Data under study →
..........

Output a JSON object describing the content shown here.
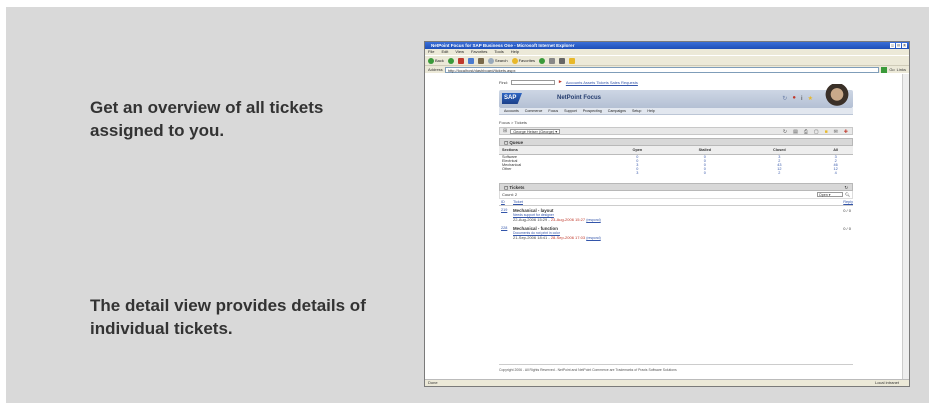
{
  "captions": {
    "overview": "Get an overview of all tickets assigned to you.",
    "detail": "The detail view provides details of individual tickets."
  },
  "browser": {
    "title": "NetPoint Focus for SAP Business One - Microsoft Internet Explorer",
    "menu": [
      "File",
      "Edit",
      "View",
      "Favorites",
      "Tools",
      "Help"
    ],
    "toolbar": {
      "back": "Back",
      "search": "Search",
      "favorites": "Favorites"
    },
    "address_label": "Address",
    "address_value": "http://localhost/dashboard/tickets.aspx",
    "go_label": "Go",
    "links_label": "Links",
    "status_left": "Done",
    "status_right": "Local intranet"
  },
  "app": {
    "find_label": "Find:",
    "find_links": "Accounts Assets Tickets Sales Requests",
    "logo": "SAP",
    "title": "NetPoint Focus",
    "nav": [
      "Accounts",
      "Commerce",
      "Focus",
      "Support",
      "Prospecting",
      "Campaigns",
      "Setup",
      "Help"
    ],
    "breadcrumb": "Focus > Tickets",
    "user_select": "George Heiser (George)",
    "queue": {
      "title": "Queue",
      "headers": [
        "Sections",
        "Open",
        "Stalled",
        "Closed",
        "All"
      ],
      "rows": [
        {
          "section": "Software",
          "open": "0",
          "stalled": "0",
          "closed": "3",
          "all": "3"
        },
        {
          "section": "Electrical",
          "open": "0",
          "stalled": "0",
          "closed": "2",
          "all": "2"
        },
        {
          "section": "Mechanical",
          "open": "3",
          "stalled": "0",
          "closed": "43",
          "all": "46"
        },
        {
          "section": "Other",
          "open": "0",
          "stalled": "0",
          "closed": "12",
          "all": "12"
        },
        {
          "section": "",
          "open": "3",
          "stalled": "0",
          "closed": "2",
          "all": "4"
        }
      ]
    },
    "tickets": {
      "title": "Tickets",
      "count_label": "Count: 2",
      "status_value": "Open",
      "headers": {
        "id": "ID",
        "ticket": "Ticket",
        "reply": "Reply"
      },
      "items": [
        {
          "id": "219",
          "title": "Mechanical - layout",
          "link": "Needs support for designer",
          "date_start": "22-Aug-2006 15:29 - ",
          "date_end": "23-Aug-2006 15:27",
          "action": "(respond)",
          "count": "0 / 0"
        },
        {
          "id": "228",
          "title": "Mechanical - function",
          "link": "Documents do not print in color",
          "date_start": "21-Sep-2006 18:41 - ",
          "date_end": "28-Sep-2006 17:03",
          "action": "(respond)",
          "count": "0 / 0"
        }
      ]
    },
    "footer": "Copyright 2006 - All Rights Reserved - NetPoint and NetPoint Commerce are Trademarks of Praxis Software Solutions"
  }
}
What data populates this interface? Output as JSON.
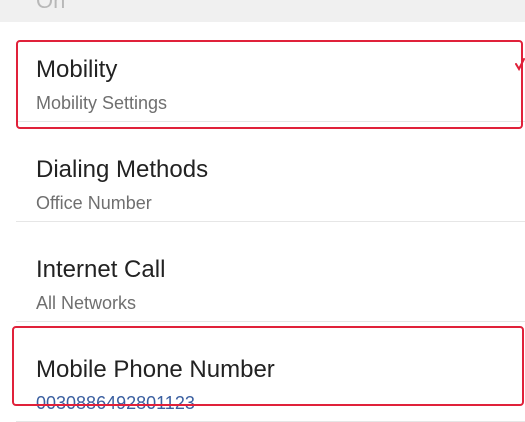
{
  "header": {
    "partial_text": "On"
  },
  "settings": {
    "items": [
      {
        "title": "Mobility",
        "subtitle": "Mobility Settings"
      },
      {
        "title": "Dialing Methods",
        "subtitle": "Office Number"
      },
      {
        "title": "Internet Call",
        "subtitle": "All Networks"
      },
      {
        "title": "Mobile Phone Number",
        "subtitle": "0030886492801123"
      }
    ]
  },
  "colors": {
    "highlight": "#e0213a",
    "link": "#3a5fa0"
  }
}
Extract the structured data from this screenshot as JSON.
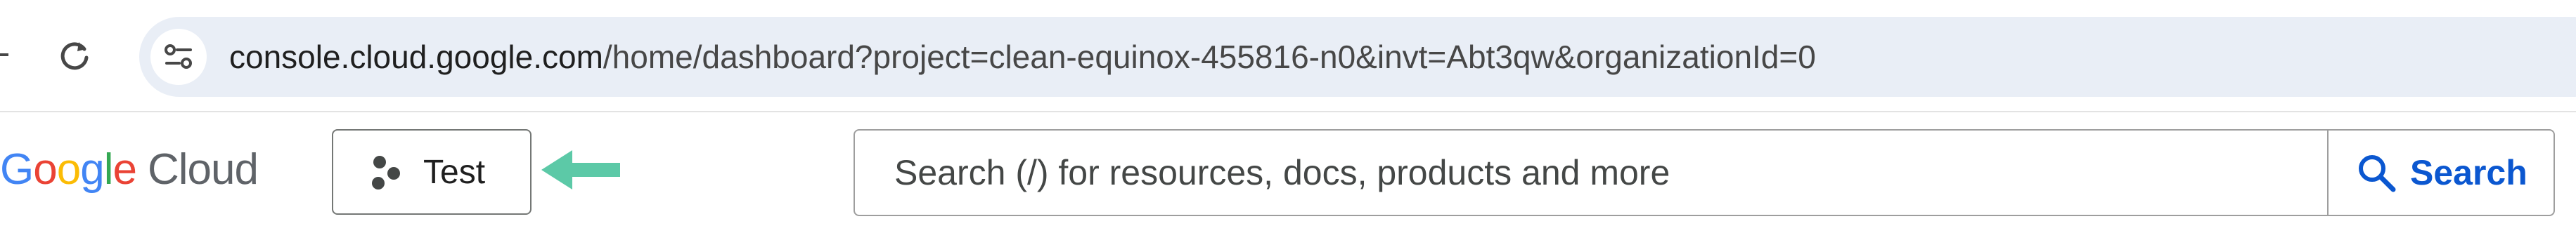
{
  "browser": {
    "url_host": "console.cloud.google.com",
    "url_path": "/home/dashboard?project=clean-equinox-455816-n0&invt=Abt3qw&organizationId=0"
  },
  "header": {
    "logo": {
      "letters": [
        "G",
        "o",
        "o",
        "g",
        "l",
        "e"
      ],
      "letter_colors": [
        "#4285F4",
        "#EA4335",
        "#FBBC05",
        "#4285F4",
        "#34A853",
        "#EA4335"
      ],
      "product": "Cloud"
    },
    "project_picker": {
      "label": "Test",
      "icon": "project-dots-icon"
    },
    "search": {
      "placeholder": "Search (/) for resources, docs, products and more",
      "value": "",
      "button_label": "Search",
      "icon": "search-icon"
    }
  },
  "annotation": {
    "arrow_color": "#5cc9a7",
    "arrow_direction": "left"
  },
  "colors": {
    "accent_blue": "#0b57d0",
    "omnibox_bg": "#e9eef6"
  }
}
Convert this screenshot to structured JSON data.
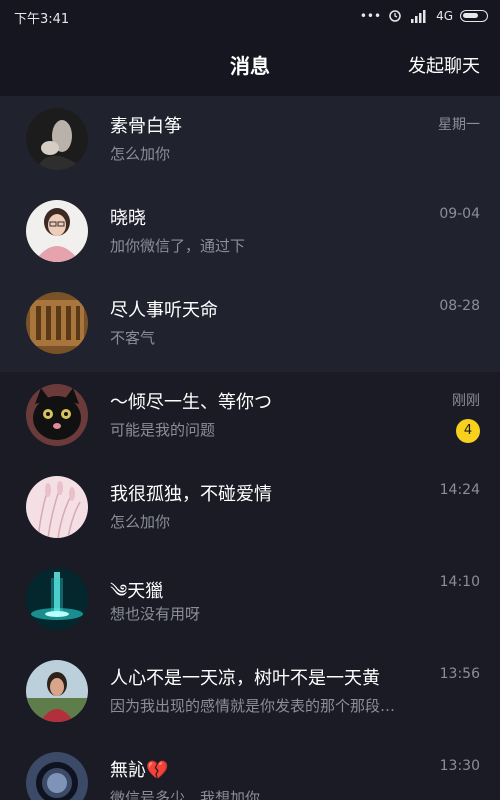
{
  "status_bar": {
    "time": "下午3:41",
    "network": "4G",
    "icons": [
      "more-dots-icon",
      "alarm-icon",
      "hd-signal-icon",
      "battery-icon"
    ]
  },
  "header": {
    "title": "消息",
    "action": "发起聊天"
  },
  "chats": [
    {
      "name": "素骨白筝",
      "preview": "怎么加你",
      "time": "星期一",
      "pinned": true,
      "avatar": "photo-dark-hand"
    },
    {
      "name": "晓晓",
      "preview": "加你微信了，通过下",
      "time": "09-04",
      "pinned": true,
      "avatar": "photo-woman-glasses"
    },
    {
      "name": "尽人事听天命",
      "preview": "不客气",
      "time": "08-28",
      "pinned": true,
      "avatar": "photo-calligraphy"
    },
    {
      "name": "～倾尽一生、等你つ",
      "preview": "可能是我的问题",
      "time": "刚刚",
      "unread": "4",
      "pinned": false,
      "avatar": "photo-black-cat"
    },
    {
      "name": "我很孤独，不碰爱情",
      "preview": "怎么加你",
      "time": "14:24",
      "pinned": false,
      "avatar": "photo-pink-grass"
    },
    {
      "name": "༄天獵",
      "preview": "想也没有用呀",
      "time": "14:10",
      "pinned": false,
      "avatar": "photo-teal-light"
    },
    {
      "name": "人心不是一天凉，树叶不是一天黄",
      "preview": "因为我出现的感情就是你发表的那个那段…",
      "time": "13:56",
      "pinned": false,
      "avatar": "photo-person-outdoor"
    },
    {
      "name": "無訫💔",
      "preview": "微信号多少，我想加你",
      "time": "13:30",
      "pinned": false,
      "avatar": "photo-dark-circle"
    }
  ],
  "colors": {
    "background": "#1a1b25",
    "pinned_background": "#20222d",
    "header_background": "#151620",
    "secondary_text": "#8b8d99",
    "badge": "#f8d11f"
  }
}
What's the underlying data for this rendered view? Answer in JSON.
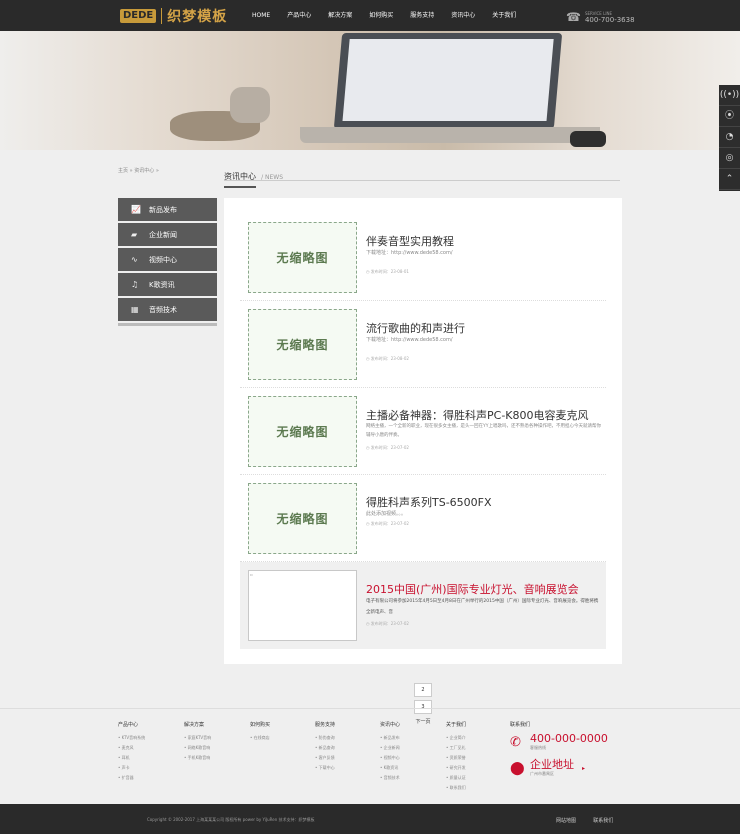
{
  "header": {
    "logo_mark": "DEDE",
    "brand": "织梦模板",
    "nav": [
      "HOME",
      "产品中心",
      "解决方案",
      "如何购买",
      "服务支持",
      "资讯中心",
      "关于我们"
    ],
    "service_label": "SERVICE LINE",
    "service_phone": "400-700-3638"
  },
  "side_tools": [
    "wifi-icon",
    "location-icon",
    "qq-icon",
    "wechat-icon",
    "top-icon"
  ],
  "breadcrumb": "主页 » 资讯中心 »",
  "page_title": "资讯中心",
  "page_title_en": "/ NEWS",
  "menu": [
    {
      "label": "新品发布",
      "icon": "chart-icon"
    },
    {
      "label": "企业新闻",
      "icon": "folder-icon"
    },
    {
      "label": "视频中心",
      "icon": "wave-icon"
    },
    {
      "label": "K歌资讯",
      "icon": "music-icon"
    },
    {
      "label": "音频技术",
      "icon": "film-icon"
    }
  ],
  "news": [
    {
      "thumb": "无缩略图",
      "title": "伴奏音型实用教程",
      "desc": "下载地址：http://www.dede58.com/",
      "time": "发布时间：23-08-01",
      "highlight": false
    },
    {
      "thumb": "无缩略图",
      "title": "流行歌曲的和声进行",
      "desc": "下载地址：http://www.dede58.com/",
      "time": "发布时间：23-08-02",
      "highlight": false
    },
    {
      "thumb": "无缩略图",
      "title": "主播必备神器：得胜科声PC-K800电容麦克风",
      "desc": "网络主播，一个全新的职业，现在很多女主播，是头一回在YY上唱歌吗，还不熟悉各种操作吧，不用担心今天就请帮你辅导小唐的伴奏。",
      "time": "发布时间：23-07-02",
      "highlight": false
    },
    {
      "thumb": "无缩略图",
      "title": "得胜科声系列TS-6500FX",
      "desc": "此处添加视频。。。",
      "time": "发布时间：23-07-02",
      "highlight": false
    },
    {
      "thumb": "",
      "title": "2015中国(广州)国际专业灯光、音响展览会",
      "desc": "电子有限公司将参加2015年4月5日至4月8日在广州举行的2015中国（广州）国际专业灯光、音响展览会。得胜将携全新电声、音",
      "time": "发布时间：23-07-02",
      "highlight": true
    }
  ],
  "pager": [
    "2",
    "3",
    "下一页"
  ],
  "footer": {
    "columns": [
      {
        "title": "产品中心",
        "links": [
          "KTV音响系统",
          "麦克风",
          "耳机",
          "声卡",
          "扩音器"
        ]
      },
      {
        "title": "解决方案",
        "links": [
          "家庭KTV音响",
          "网络K歌音响",
          "手机K歌音响"
        ]
      },
      {
        "title": "如何购买",
        "links": [
          "在线商店"
        ]
      },
      {
        "title": "服务支持",
        "links": [
          "防伪查询",
          "新品查询",
          "客户反馈",
          "下载中心"
        ]
      },
      {
        "title": "资讯中心",
        "links": [
          "新品发布",
          "企业新闻",
          "视频中心",
          "K歌资讯",
          "音频技术"
        ]
      },
      {
        "title": "关于我们",
        "links": [
          "企业简介",
          "工厂见礼",
          "资质荣誉",
          "研究开发",
          "质量认证",
          "联系我们"
        ]
      }
    ],
    "contact_title": "联系我们",
    "phone": "400-000-0000",
    "phone_label": "客服热线",
    "address_title": "企业地址",
    "address": "广州市番禺区",
    "copyright": "Copyright © 2002-2017 上海某某某公司 版权所有 power by YiJuRen  技术支持：织梦模板",
    "links": [
      "网站地图",
      "联系我们"
    ]
  }
}
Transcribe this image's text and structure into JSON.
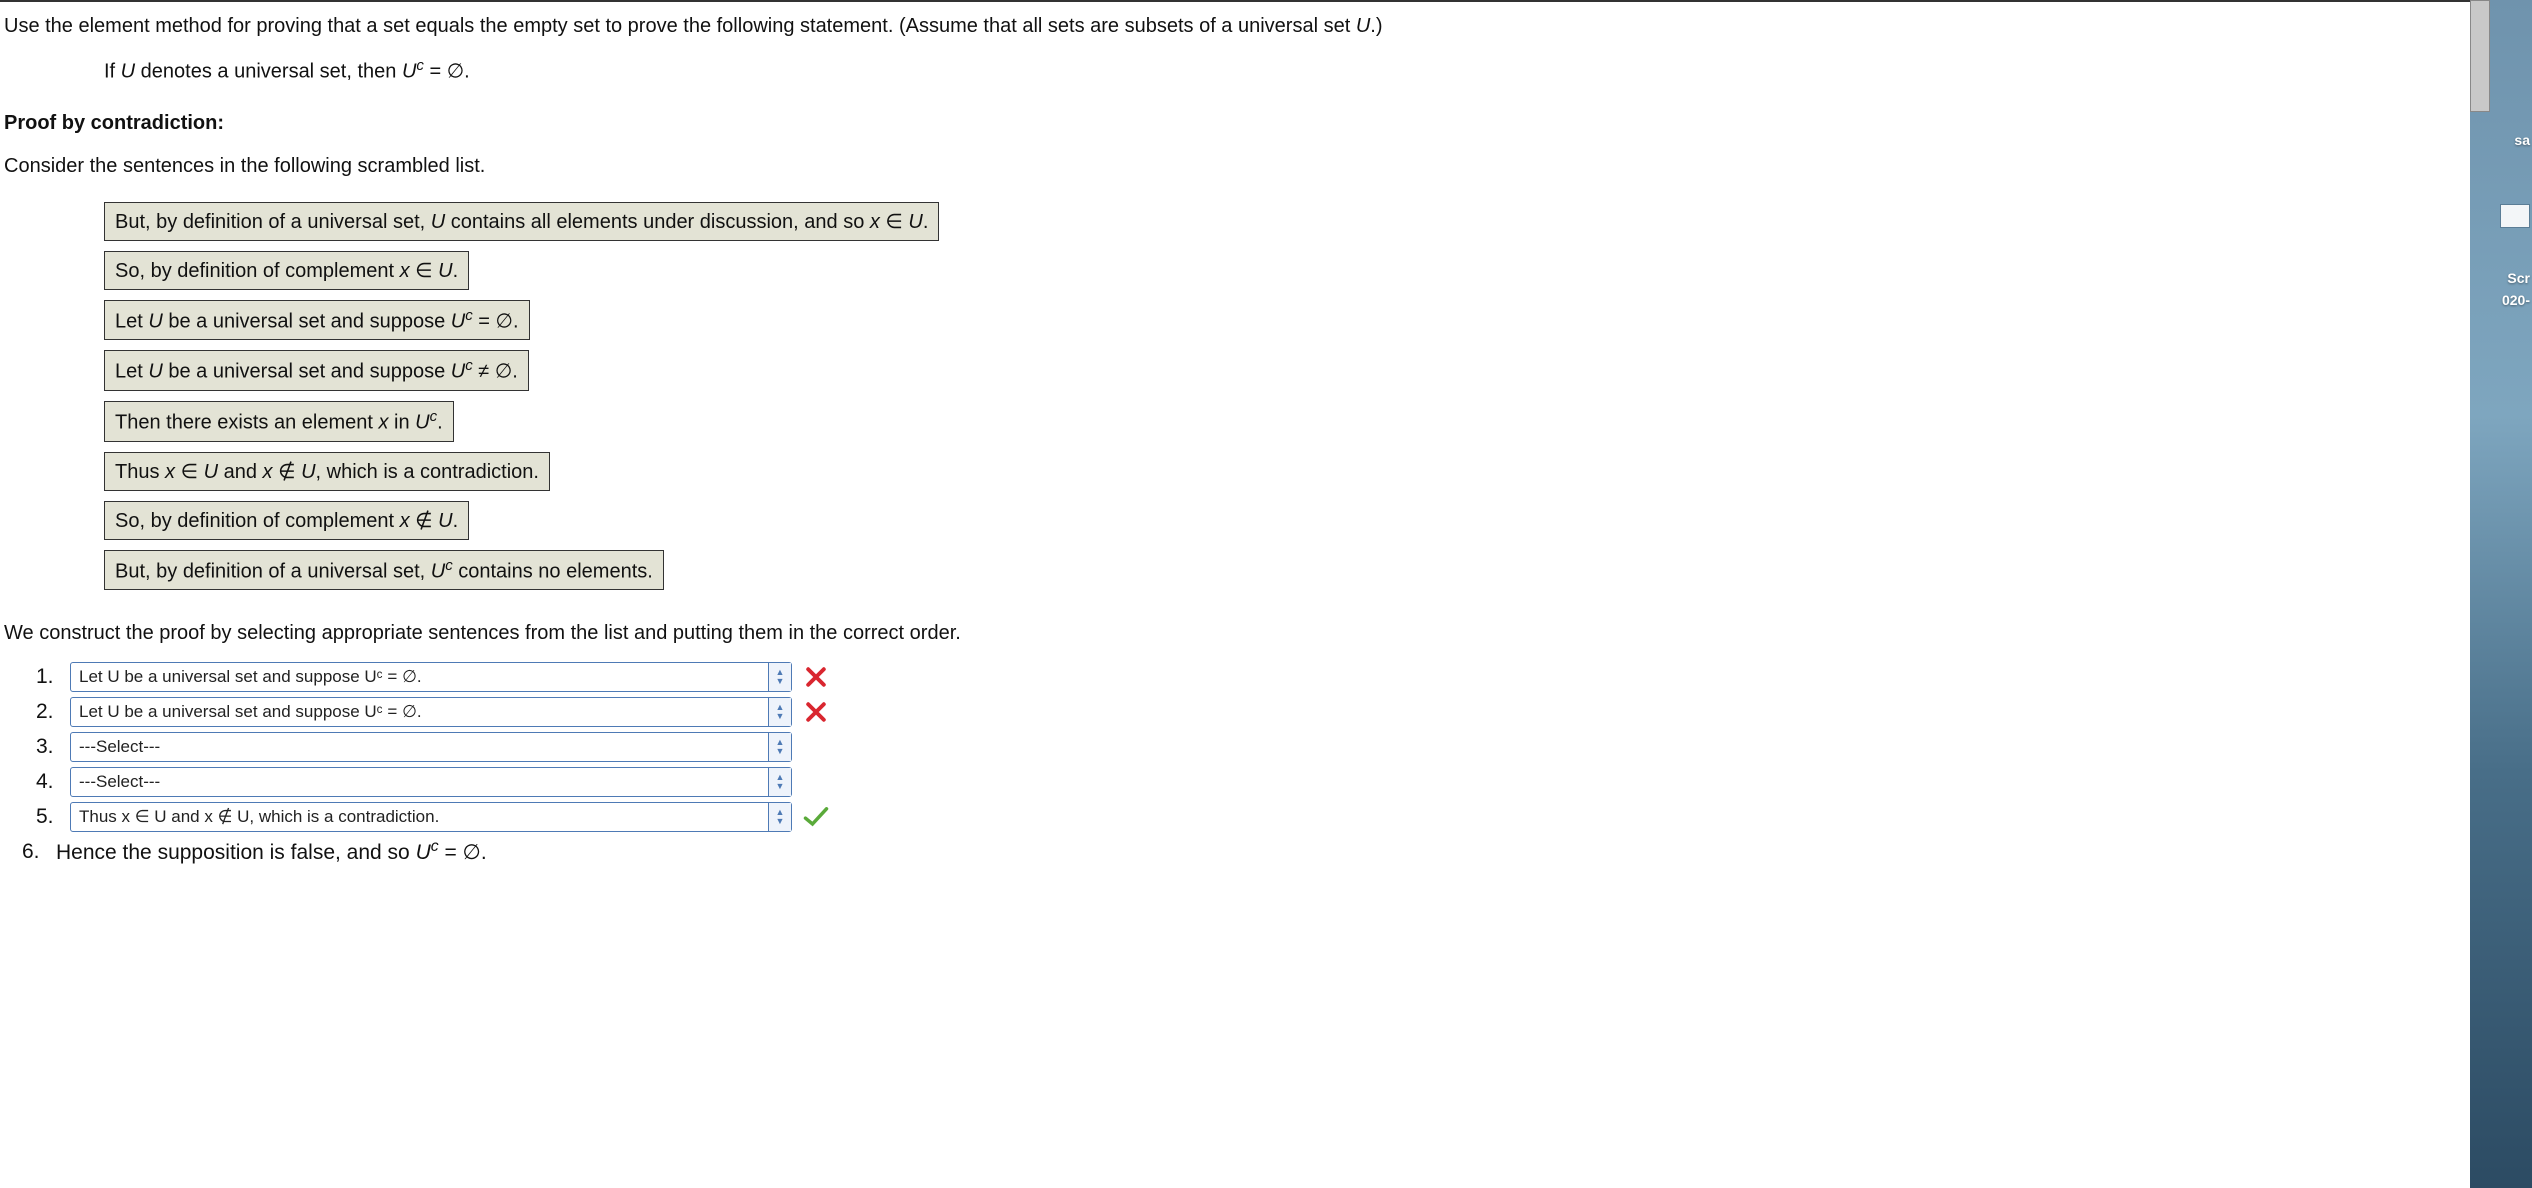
{
  "prompt": {
    "intro": "Use the element method for proving that a set equals the empty set to prove the following statement. (Assume that all sets are subsets of a universal set ",
    "intro_u": "U",
    "intro_end": ".)",
    "claim_pre": "If ",
    "claim_u": "U",
    "claim_mid": " denotes a universal set, then ",
    "claim_uc": "U",
    "claim_sup": "c",
    "claim_eq": " = ∅."
  },
  "headings": {
    "proof_by_contradiction": "Proof by contradiction:",
    "consider": "Consider the sentences in the following scrambled list.",
    "construct": "We construct the proof by selecting appropriate sentences from the list and putting them in the correct order."
  },
  "scrambled": [
    {
      "html": "But, by definition of a universal set, <span class='i'>U</span> contains all elements under discussion, and so <span class='i'>x</span> ∈ <span class='i'>U</span>."
    },
    {
      "html": "So, by definition of complement <span class='i'>x</span> ∈ <span class='i'>U</span>."
    },
    {
      "html": "Let <span class='i'>U</span> be a universal set and suppose <span class='i'>U</span><sup>c</sup> = ∅."
    },
    {
      "html": "Let <span class='i'>U</span> be a universal set and suppose <span class='i'>U</span><sup>c</sup> ≠ ∅."
    },
    {
      "html": "Then there exists an element <span class='i'>x</span> in <span class='i'>U</span><sup>c</sup>."
    },
    {
      "html": "Thus <span class='i'>x</span> ∈ <span class='i'>U</span> and <span class='i'>x</span> ∉ <span class='i'>U</span>, which is a contradiction."
    },
    {
      "html": "So, by definition of complement <span class='i'>x</span> ∉ <span class='i'>U</span>."
    },
    {
      "html": "But, by definition of a universal set, <span class='i'>U</span><sup>c</sup> contains no elements."
    }
  ],
  "ordered": [
    {
      "n": "1.",
      "value": "Let U be a universal set and suppose Uᶜ = ∅.",
      "mark": "wrong"
    },
    {
      "n": "2.",
      "value": "Let U be a universal set and suppose Uᶜ = ∅.",
      "mark": "wrong"
    },
    {
      "n": "3.",
      "value": "---Select---",
      "mark": "none"
    },
    {
      "n": "4.",
      "value": "---Select---",
      "mark": "none"
    },
    {
      "n": "5.",
      "value": "Thus x ∈ U and x ∉ U, which is a contradiction.",
      "mark": "correct"
    }
  ],
  "final": {
    "n": "6.",
    "text_pre": "Hence the supposition is false, and so ",
    "uc_u": "U",
    "uc_sup": "c",
    "text_post": " = ∅."
  },
  "sidebar": {
    "sa": "sa",
    "sc": "Scr",
    "yr": "020-"
  }
}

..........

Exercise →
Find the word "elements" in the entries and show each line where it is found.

Solved exercise →
      "html": "But, by definition of a universal set, <span class='i'>U</span> contains all elements under discussion, and so <span class='i'>x</span> ∈ <span class='i'>U</span>."
      "html": "But, by definition of a universal set, <span class='i'>U</span><sup>c</sup> contains no elements."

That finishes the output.